**Action item:** Whenever "total" appears in a line, please copy that line from the data.

(Stored dataset items)
[Start of section]

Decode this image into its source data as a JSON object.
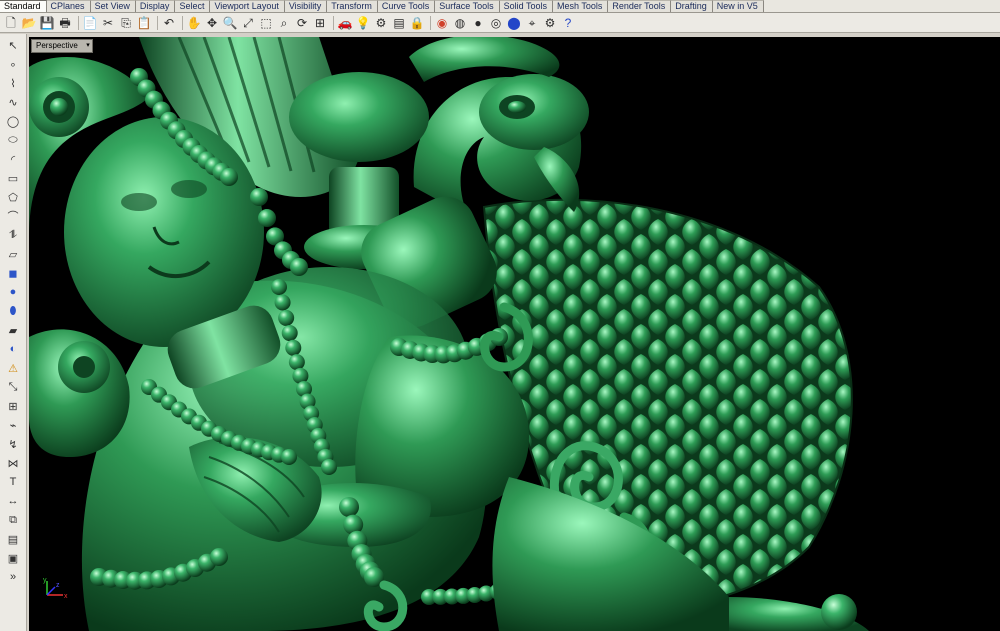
{
  "tabs": [
    "Standard",
    "CPlanes",
    "Set View",
    "Display",
    "Select",
    "Viewport Layout",
    "Visibility",
    "Transform",
    "Curve Tools",
    "Surface Tools",
    "Solid Tools",
    "Mesh Tools",
    "Render Tools",
    "Drafting",
    "New in V5"
  ],
  "active_tab": "Standard",
  "toolbar_icons": [
    "new-icon",
    "open-icon",
    "save-icon",
    "print-icon",
    "import-icon",
    "cut-icon",
    "copy-icon",
    "paste-icon",
    "undo-icon",
    "pan-icon",
    "move-view-icon",
    "zoom-icon",
    "zoom-extents-icon",
    "zoom-window-icon",
    "zoom-selected-icon",
    "rotate-view-icon",
    "four-viewports-icon",
    "car-icon",
    "bulb-icon",
    "tools-icon",
    "layer-icon",
    "lock-icon",
    "render-icon",
    "color-wheel-icon",
    "sphere-icon",
    "mesh-sphere-icon",
    "blue-sphere-icon",
    "snap-icon",
    "settings-icon",
    "help-icon"
  ],
  "sidebar_icons": [
    "select-arrow-icon",
    "point-icon",
    "polyline-icon",
    "curve-icon",
    "circle-icon",
    "ellipse-icon",
    "arc-icon",
    "rectangle-icon",
    "polygon-icon",
    "fillet-icon",
    "offset-icon",
    "surface-icon",
    "box-icon",
    "sphere-icon",
    "cylinder-icon",
    "plane-surface-icon",
    "boolean-icon",
    "analyze-icon",
    "transform-icon",
    "array-icon",
    "blend-icon",
    "sweep-icon",
    "loft-icon",
    "text-icon",
    "dimension-icon",
    "group-icon",
    "layers-icon",
    "block-icon",
    "more-icon"
  ],
  "viewport": {
    "label": "Perspective",
    "dropdown_glyph": "▾",
    "axis_x": "x",
    "axis_y": "y",
    "axis_z": "z",
    "model_color": "#2f9a55",
    "highlight_color": "#7fe0a0",
    "shadow_color": "#0c3a1c",
    "background": "#000000"
  }
}
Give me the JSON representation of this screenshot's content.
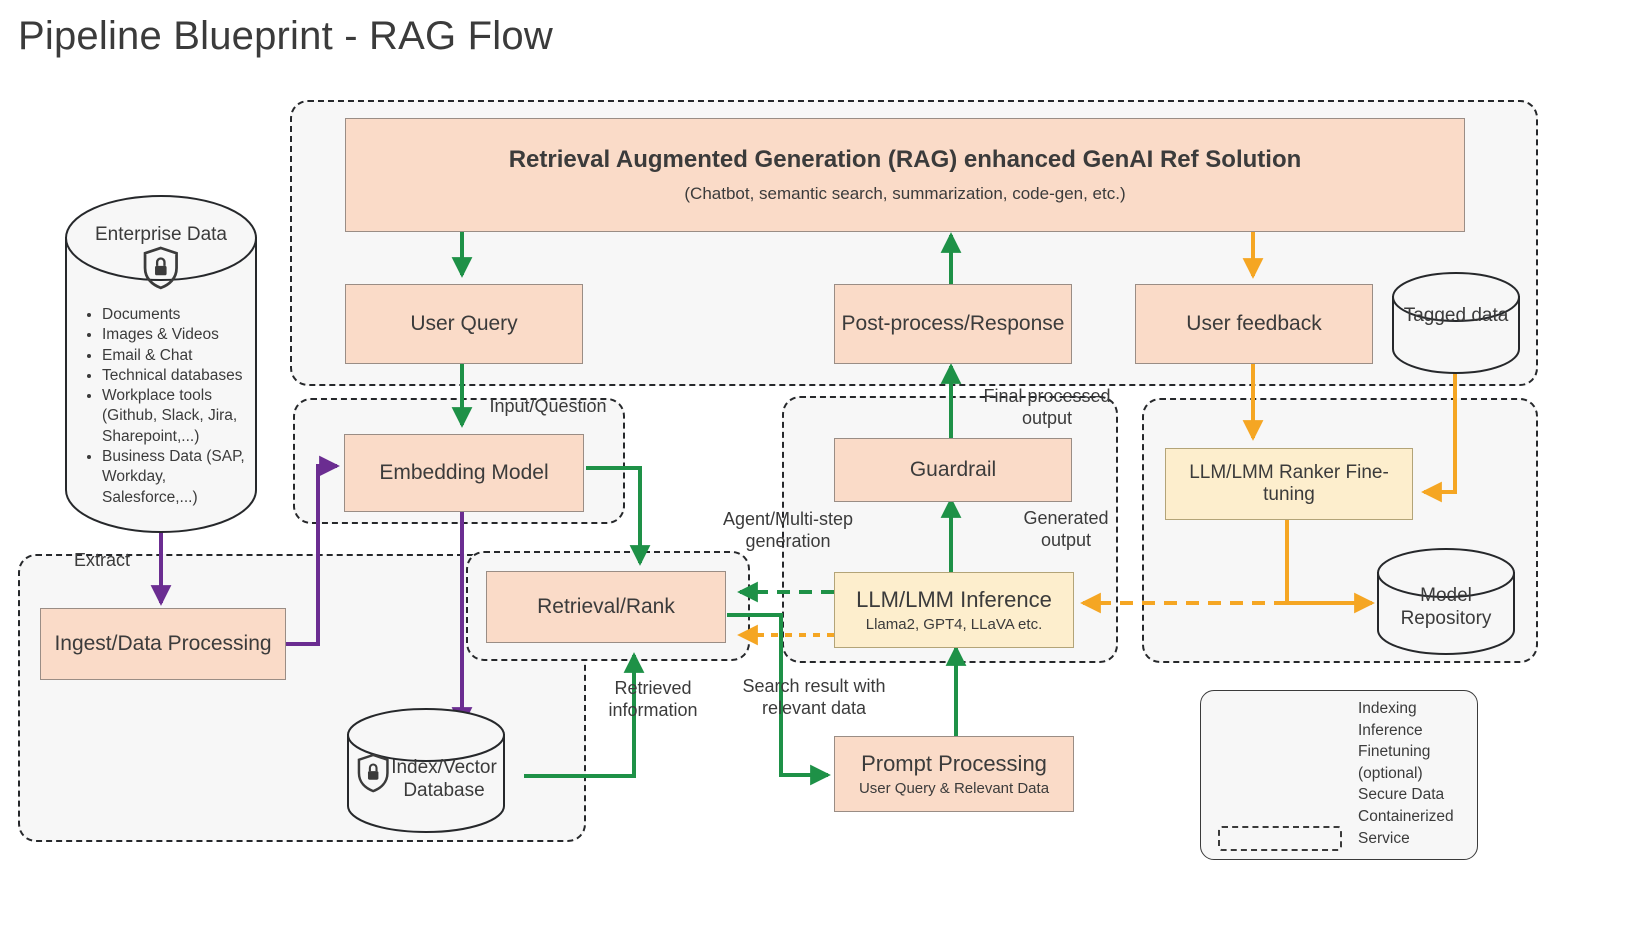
{
  "page": {
    "title": "Pipeline Blueprint - RAG Flow"
  },
  "colors": {
    "indexing": "#6b2d91",
    "inference": "#1e9147",
    "finetuning": "#f5a623",
    "box_fill": "#fadbc8",
    "box_fill_yellow": "#fdeecd",
    "group_fill": "#f7f7f7",
    "text": "#3b3b3b"
  },
  "datastores": {
    "enterprise": {
      "label": "Enterprise Data",
      "icon": "shield-lock-icon",
      "items": [
        "Documents",
        "Images & Videos",
        "Email & Chat",
        "Technical databases",
        "Workplace tools (Github, Slack, Jira, Sharepoint,...)",
        "Business Data (SAP, Workday, Salesforce,...)"
      ]
    },
    "index_vector": {
      "label": "Index/Vector Database",
      "icon": "shield-lock-icon"
    },
    "tagged": {
      "label": "Tagged data"
    },
    "model_repo": {
      "label": "Model Repository"
    }
  },
  "boxes": {
    "rag_solution": {
      "title": "Retrieval Augmented Generation (RAG) enhanced GenAI Ref Solution",
      "subtitle": "(Chatbot, semantic search, summarization, code-gen, etc.)"
    },
    "user_query": {
      "label": "User Query"
    },
    "post_process": {
      "label": "Post-process/Response"
    },
    "user_feedback": {
      "label": "User feedback"
    },
    "embedding_model": {
      "label": "Embedding Model"
    },
    "guardrail": {
      "label": "Guardrail"
    },
    "ranker_finetuning": {
      "label": "LLM/LMM Ranker Fine-tuning"
    },
    "ingest": {
      "label": "Ingest/Data Processing"
    },
    "retrieval_rank": {
      "label": "Retrieval/Rank"
    },
    "llm_inference": {
      "label": "LLM/LMM Inference",
      "sub": "Llama2, GPT4, LLaVA etc."
    },
    "prompt_processing": {
      "label": "Prompt Processing",
      "sub": "User Query & Relevant Data"
    }
  },
  "edge_labels": {
    "extract": "Extract",
    "input_question": "Input/Question",
    "final_processed_output": "Final processed\noutput",
    "generated_output": "Generated\noutput",
    "agent_multistep": "Agent/Multi-step\ngeneration",
    "retrieved_information": "Retrieved\ninformation",
    "search_result": "Search result with\nrelevant data"
  },
  "legend": {
    "entries": [
      {
        "marker": "arrow-purple-icon",
        "label": "Indexing"
      },
      {
        "marker": "arrow-green-icon",
        "label": "Inference"
      },
      {
        "marker": "arrow-yellow-icon",
        "label": "Finetuning"
      },
      {
        "marker": "none",
        "label": "(optional)"
      },
      {
        "marker": "shield-lock-icon",
        "label": "Secure Data"
      },
      {
        "marker": "none",
        "label": "Containerized"
      },
      {
        "marker": "dashed-box-icon",
        "label": "Service"
      }
    ]
  }
}
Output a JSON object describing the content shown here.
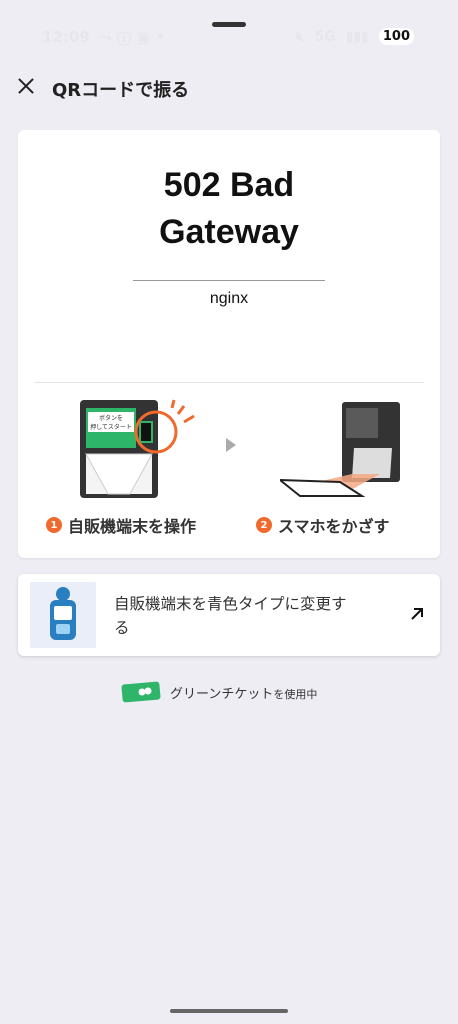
{
  "status_bar": {
    "time": "12:09",
    "network": "5G",
    "battery": "100"
  },
  "header": {
    "title": "QRコードで振る"
  },
  "error": {
    "title_line1": "502 Bad",
    "title_line2": "Gateway",
    "server": "nginx"
  },
  "steps": [
    {
      "number": "1",
      "label": "自販機端末を操作"
    },
    {
      "number": "2",
      "label": "スマホをかざす"
    }
  ],
  "machine_screen": {
    "line1": "ボタンを",
    "line2": "押してスタート"
  },
  "switch_card": {
    "text": "自販機端末を青色タイプに変更する",
    "icon": "arrow-up-right-icon"
  },
  "ticket": {
    "text": "グリーンチケット",
    "suffix": "を使用中"
  },
  "colors": {
    "background": "#eeedf4",
    "accent_orange": "#ef6a2c",
    "ticket_green": "#2fb56a",
    "machine_blue": "#2a7fc1"
  }
}
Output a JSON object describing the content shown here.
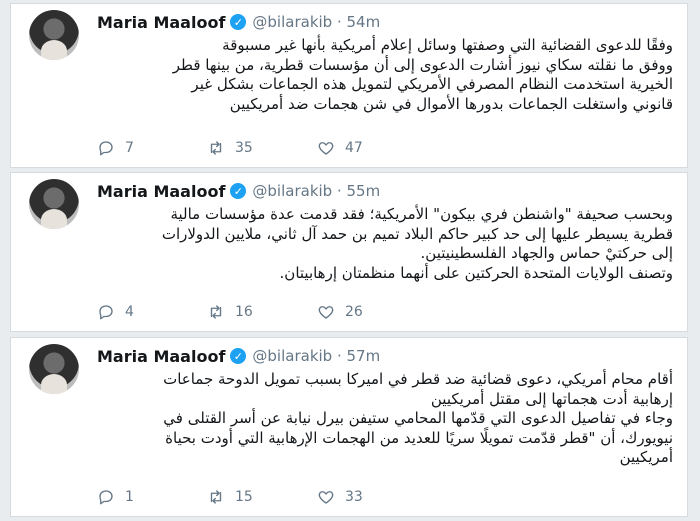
{
  "tweets": [
    {
      "name": "Maria Maaloof",
      "handle": "@bilarakib",
      "time": "54m",
      "lines": [
        "وفقًا للدعوى القضائية التي وصفتها وسائل إعلام أمريكية بأنها غير مسبوقة",
        "ووفق ما نقلته سكاي نيوز أشارت الدعوى إلى أن مؤسسات قطرية، من بينها قطر",
        "الخيرية استخدمت النظام المصرفي الأمريكي لتمويل هذه الجماعات بشكل غير",
        "قانوني واستغلت الجماعات بدورها الأموال في شن هجمات ضد أمريكيين"
      ],
      "replies": "7",
      "retweets": "35",
      "likes": "47"
    },
    {
      "name": "Maria Maaloof",
      "handle": "@bilarakib",
      "time": "55m",
      "lines": [
        "وبحسب صحيفة \"واشنطن فري بيكون\" الأمريكية؛ فقد قدمت عدة مؤسسات مالية",
        "قطرية يسيطر عليها إلى حد كبير حاكم البلاد تميم بن حمد آل ثاني، ملايين الدولارات",
        "إلى حركتيْ حماس والجهاد الفلسطينيتين.",
        "وتصنف الولايات المتحدة الحركتين على أنهما منظمتان إرهابيتان."
      ],
      "replies": "4",
      "retweets": "16",
      "likes": "26"
    },
    {
      "name": "Maria Maaloof",
      "handle": "@bilarakib",
      "time": "57m",
      "lines": [
        "أقام محام أمريكي، دعوى قضائية ضد قطر في اميركا بسبب تمويل الدوحة جماعات",
        "إرهابية أدت هجماتها إلى مقتل أمريكيين",
        "وجاء في تفاصيل الدعوى التي قدّمها المحامي ستيفن بيرل نيابة عن أسر القتلى في",
        "نيويورك، أن \"قطر قدّمت تمويلًا سريًا للعديد من الهجمات الإرهابية التي أودت بحياة",
        "أمريكيين"
      ],
      "replies": "1",
      "retweets": "15",
      "likes": "33"
    }
  ]
}
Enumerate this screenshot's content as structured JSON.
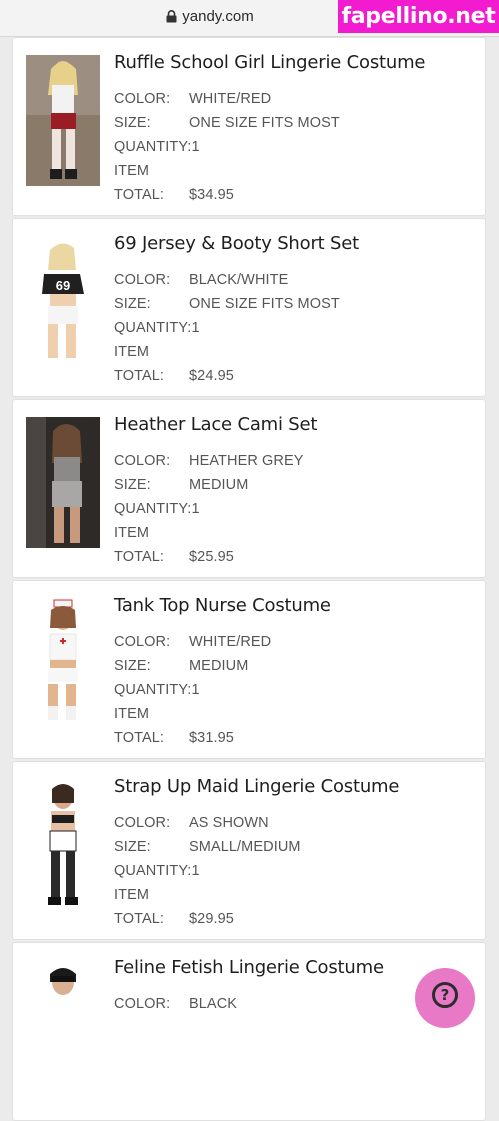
{
  "browser": {
    "url": "yandy.com"
  },
  "watermark": "fapellino.net",
  "labels": {
    "color": "COLOR:",
    "size": "SIZE:",
    "quantity": "QUANTITY:",
    "item": "ITEM",
    "total": "TOTAL:"
  },
  "items": [
    {
      "title": "Ruffle School Girl Lingerie Costume",
      "color": "WHITE/RED",
      "size": "ONE SIZE FITS MOST",
      "quantity": "1",
      "total": "$34.95"
    },
    {
      "title": "69 Jersey & Booty Short Set",
      "color": "BLACK/WHITE",
      "size": "ONE SIZE FITS MOST",
      "quantity": "1",
      "total": "$24.95",
      "jersey_number": "69"
    },
    {
      "title": "Heather Lace Cami Set",
      "color": "HEATHER GREY",
      "size": "MEDIUM",
      "quantity": "1",
      "total": "$25.95"
    },
    {
      "title": "Tank Top Nurse Costume",
      "color": "WHITE/RED",
      "size": "MEDIUM",
      "quantity": "1",
      "total": "$31.95"
    },
    {
      "title": "Strap Up Maid Lingerie Costume",
      "color": "AS SHOWN",
      "size": "SMALL/MEDIUM",
      "quantity": "1",
      "total": "$29.95"
    },
    {
      "title": "Feline Fetish Lingerie Costume",
      "color": "BLACK",
      "size": "",
      "quantity": "",
      "total": ""
    }
  ],
  "help_button": {
    "icon": "question-icon",
    "glyph": "?"
  },
  "colors": {
    "watermark_bg": "#f21bd0",
    "help_bg": "#e879c6",
    "card_bg": "#ffffff",
    "page_bg": "#ebebeb"
  }
}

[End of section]

**Solution to the exercise:**
    "total": "TOTAL:"
      "total": "$34.95"
      "total": "$24.95",
      "total": "$25.95"
      "total": "$31.95"
      "total": "$29.95"
      "total": ""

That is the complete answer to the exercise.